*** Opening of Records for processing ***
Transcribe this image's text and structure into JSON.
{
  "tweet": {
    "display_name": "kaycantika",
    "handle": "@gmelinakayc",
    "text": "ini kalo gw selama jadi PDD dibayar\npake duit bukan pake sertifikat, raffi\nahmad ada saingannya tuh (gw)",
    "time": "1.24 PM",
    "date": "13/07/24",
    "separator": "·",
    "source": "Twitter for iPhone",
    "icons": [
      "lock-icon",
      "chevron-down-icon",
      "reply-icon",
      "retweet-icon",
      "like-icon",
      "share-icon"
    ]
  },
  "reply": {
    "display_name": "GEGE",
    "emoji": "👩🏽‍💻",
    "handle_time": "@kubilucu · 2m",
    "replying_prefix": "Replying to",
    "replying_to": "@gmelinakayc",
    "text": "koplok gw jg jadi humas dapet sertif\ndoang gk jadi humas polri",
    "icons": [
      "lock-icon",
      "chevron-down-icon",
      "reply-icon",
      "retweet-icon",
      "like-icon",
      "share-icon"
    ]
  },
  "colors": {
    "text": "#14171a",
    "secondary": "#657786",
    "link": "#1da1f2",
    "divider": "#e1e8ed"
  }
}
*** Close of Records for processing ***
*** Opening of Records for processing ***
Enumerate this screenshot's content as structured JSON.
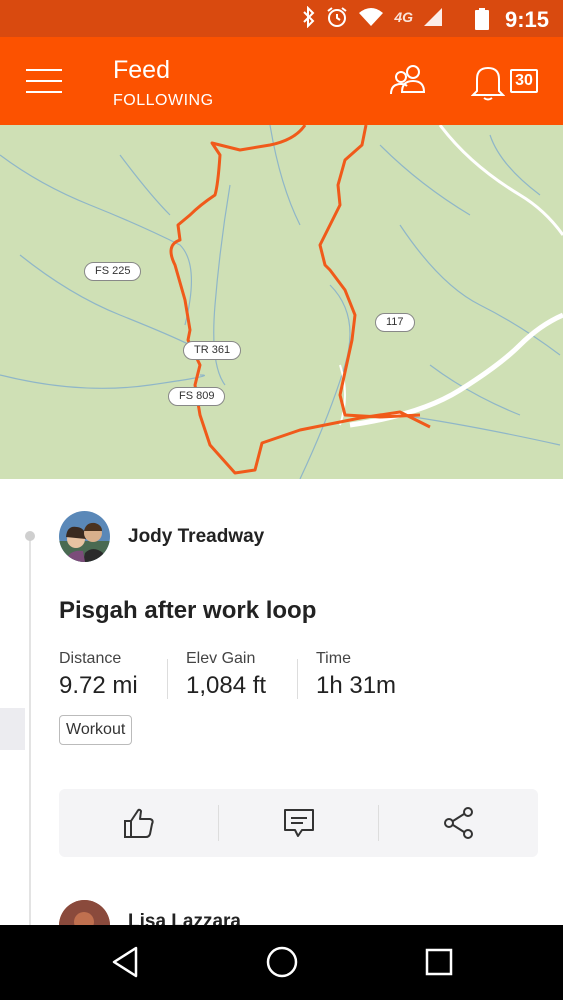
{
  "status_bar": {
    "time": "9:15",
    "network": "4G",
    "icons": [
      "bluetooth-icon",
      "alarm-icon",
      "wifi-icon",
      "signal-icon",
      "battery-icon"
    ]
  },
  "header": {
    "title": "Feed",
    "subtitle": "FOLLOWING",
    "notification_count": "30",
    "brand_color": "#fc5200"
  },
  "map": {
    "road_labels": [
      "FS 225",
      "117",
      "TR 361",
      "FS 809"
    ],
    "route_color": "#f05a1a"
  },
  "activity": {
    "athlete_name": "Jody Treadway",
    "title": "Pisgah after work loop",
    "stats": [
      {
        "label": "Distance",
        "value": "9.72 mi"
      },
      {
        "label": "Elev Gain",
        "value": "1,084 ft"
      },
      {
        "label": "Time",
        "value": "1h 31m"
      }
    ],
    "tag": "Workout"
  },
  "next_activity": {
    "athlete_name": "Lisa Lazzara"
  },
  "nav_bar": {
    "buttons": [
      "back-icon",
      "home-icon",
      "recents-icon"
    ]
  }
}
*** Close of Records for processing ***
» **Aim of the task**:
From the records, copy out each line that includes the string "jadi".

» **Answer for this exercise**:
    "text": "ini kalo gw selama jadi PDD dibayar\npake duit bukan pake sertifikat, raffi\nahmad ada saingannya tuh (gw)",
    "text": "koplok gw jg jadi humas dapet sertif\ndoang gk jadi humas polri",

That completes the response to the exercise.